There has been some discussion in New Zealand concerning the value and technical problems of taking part in a larger international jewelry community. Jemposium is another link in a chain of actions that are intent on bringing about connections with people outside New Zealand. So what do we have to offer if we want to become a more visible contributor and why do we want to? I believe we have to be careful. To larger centers of jewelry practice, does work from the margins become a flash of the exotic? Flashes don’t last long and I think we are interested in establishing something more sturdy and prolonged. Forming genuine relationships, as we know in this country, takes time, but the gamble is that while investing time you are able to create shared and valued dialogue.
There was also the ongoing examining of jewelry’s dual role as an expression of an artistic practice while also requiring a body to complete its meaning, generally not the makers. How much author ego is needed in a work versus how much space for the buyer or viewer? What contribution do works that primarily use the medium to communicate the maker’s ideas and voice add to jewelry conversations?
Jemposium was marketed as an ‘International Contemporary Jewellery Event’; however the guest speakers came from a very small area of the globe. New Zealand jewelry has a relationship with Europe that covers many generations starting with early jewelry immigrants and later visits and workshops by Herman Jünger and Otto Künzli. It is important to continue to build on existing connections but we need to remember the rest of the world is out there.
It seemed to me that having our international guests was a very important and successful strategy. They contributed an external viewpoint, it made financial sense, we could continue to establish relationships and it also enabled them to see a wide variety of jewelry being made in New Zealand. It was exciting to listen to them talk and see the dedication and respect with which they approached their practices. I often wonder if, in New Zealand, many of us seriously consider the ways in which we contribute to our communities through our work. Contemporary jewelry as a practice in New Zealand is very new, only around four decades old. I think in the general psyche it is still mostly seen as a hobby on the side and as makers we need to consider what it actually offers as a cultural practice.

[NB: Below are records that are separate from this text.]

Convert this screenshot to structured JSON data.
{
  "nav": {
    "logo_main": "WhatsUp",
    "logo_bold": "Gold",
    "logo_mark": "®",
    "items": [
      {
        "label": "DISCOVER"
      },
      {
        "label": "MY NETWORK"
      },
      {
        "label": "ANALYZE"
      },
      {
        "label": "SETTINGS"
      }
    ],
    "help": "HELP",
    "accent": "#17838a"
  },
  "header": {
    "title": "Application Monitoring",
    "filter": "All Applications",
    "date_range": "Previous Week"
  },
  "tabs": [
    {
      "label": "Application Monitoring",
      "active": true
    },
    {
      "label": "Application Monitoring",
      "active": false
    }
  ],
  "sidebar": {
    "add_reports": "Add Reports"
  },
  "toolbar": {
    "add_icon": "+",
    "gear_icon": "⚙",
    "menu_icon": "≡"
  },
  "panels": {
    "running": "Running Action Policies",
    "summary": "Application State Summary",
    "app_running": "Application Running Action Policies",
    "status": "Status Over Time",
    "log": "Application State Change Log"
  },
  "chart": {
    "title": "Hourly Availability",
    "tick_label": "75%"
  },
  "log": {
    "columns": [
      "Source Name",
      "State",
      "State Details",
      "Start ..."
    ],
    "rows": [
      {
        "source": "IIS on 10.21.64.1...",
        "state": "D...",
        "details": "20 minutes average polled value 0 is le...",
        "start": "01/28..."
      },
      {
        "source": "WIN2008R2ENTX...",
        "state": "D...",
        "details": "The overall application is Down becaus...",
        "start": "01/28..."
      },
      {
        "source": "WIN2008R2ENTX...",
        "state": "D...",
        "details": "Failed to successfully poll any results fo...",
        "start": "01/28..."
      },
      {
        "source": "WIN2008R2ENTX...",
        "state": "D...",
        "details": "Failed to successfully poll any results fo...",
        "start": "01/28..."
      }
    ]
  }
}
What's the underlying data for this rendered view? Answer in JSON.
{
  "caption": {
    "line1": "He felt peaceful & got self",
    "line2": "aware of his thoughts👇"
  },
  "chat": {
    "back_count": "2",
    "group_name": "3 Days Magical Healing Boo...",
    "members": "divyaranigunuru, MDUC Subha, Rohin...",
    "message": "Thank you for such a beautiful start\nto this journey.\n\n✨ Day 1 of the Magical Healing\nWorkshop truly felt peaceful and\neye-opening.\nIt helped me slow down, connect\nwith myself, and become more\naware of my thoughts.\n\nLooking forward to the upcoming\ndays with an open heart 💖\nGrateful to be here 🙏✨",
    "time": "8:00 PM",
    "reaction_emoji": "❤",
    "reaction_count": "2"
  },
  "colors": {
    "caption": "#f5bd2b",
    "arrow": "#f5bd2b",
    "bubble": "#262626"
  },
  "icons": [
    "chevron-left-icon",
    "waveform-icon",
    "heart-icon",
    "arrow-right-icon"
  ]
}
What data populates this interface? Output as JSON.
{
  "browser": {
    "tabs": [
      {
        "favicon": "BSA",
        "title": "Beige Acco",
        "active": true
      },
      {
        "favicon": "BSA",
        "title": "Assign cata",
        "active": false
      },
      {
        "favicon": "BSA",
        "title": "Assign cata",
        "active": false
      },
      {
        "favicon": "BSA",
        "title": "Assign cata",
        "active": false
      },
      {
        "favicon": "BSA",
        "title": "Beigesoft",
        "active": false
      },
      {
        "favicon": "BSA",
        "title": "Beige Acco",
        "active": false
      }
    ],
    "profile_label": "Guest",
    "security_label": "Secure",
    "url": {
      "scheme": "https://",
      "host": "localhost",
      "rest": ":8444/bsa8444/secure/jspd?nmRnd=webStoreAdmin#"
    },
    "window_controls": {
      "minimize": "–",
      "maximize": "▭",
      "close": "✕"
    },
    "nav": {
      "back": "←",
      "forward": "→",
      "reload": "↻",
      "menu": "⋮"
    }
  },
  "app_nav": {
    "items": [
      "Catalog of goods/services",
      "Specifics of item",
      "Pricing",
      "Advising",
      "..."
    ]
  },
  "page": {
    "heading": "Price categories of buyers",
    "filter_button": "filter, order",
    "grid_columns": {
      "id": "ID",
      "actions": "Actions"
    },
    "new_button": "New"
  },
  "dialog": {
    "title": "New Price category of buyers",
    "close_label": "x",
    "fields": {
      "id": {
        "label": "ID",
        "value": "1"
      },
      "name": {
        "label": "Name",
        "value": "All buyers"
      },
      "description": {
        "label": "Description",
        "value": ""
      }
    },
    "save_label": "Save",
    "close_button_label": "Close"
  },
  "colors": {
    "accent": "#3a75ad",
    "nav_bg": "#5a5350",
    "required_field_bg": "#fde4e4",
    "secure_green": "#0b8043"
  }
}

In listening to the papers given on the Friday night, through ongoing discussions over the weekend and in the workshops, a number of qualities stood out that seem to be needed when taking your practice seriously. First you must make the work and make the work and make the work. Developing a high level of criticality regarding your work, both physically but also with regards your intentions in making it, is paramount. An ongoing curiosity and eagerness to learn both in technique and information must be installed in your working process. And very strongly emphasized was the idea of courage and belief in your work. You are inventing your own practice and what it will look like and you must back it. You must be convinced by it.
I believe Jemposium was a great success. It brought a large part of our jewelry community together where we could discuss ideas, look at work and learn. The international guests were important for all the reasons mentioned above and they also acted as a foil. They allowed us not only to glimpse new possibilities but also to look at ourselves and begin to form important questions we need to address in a more local forum.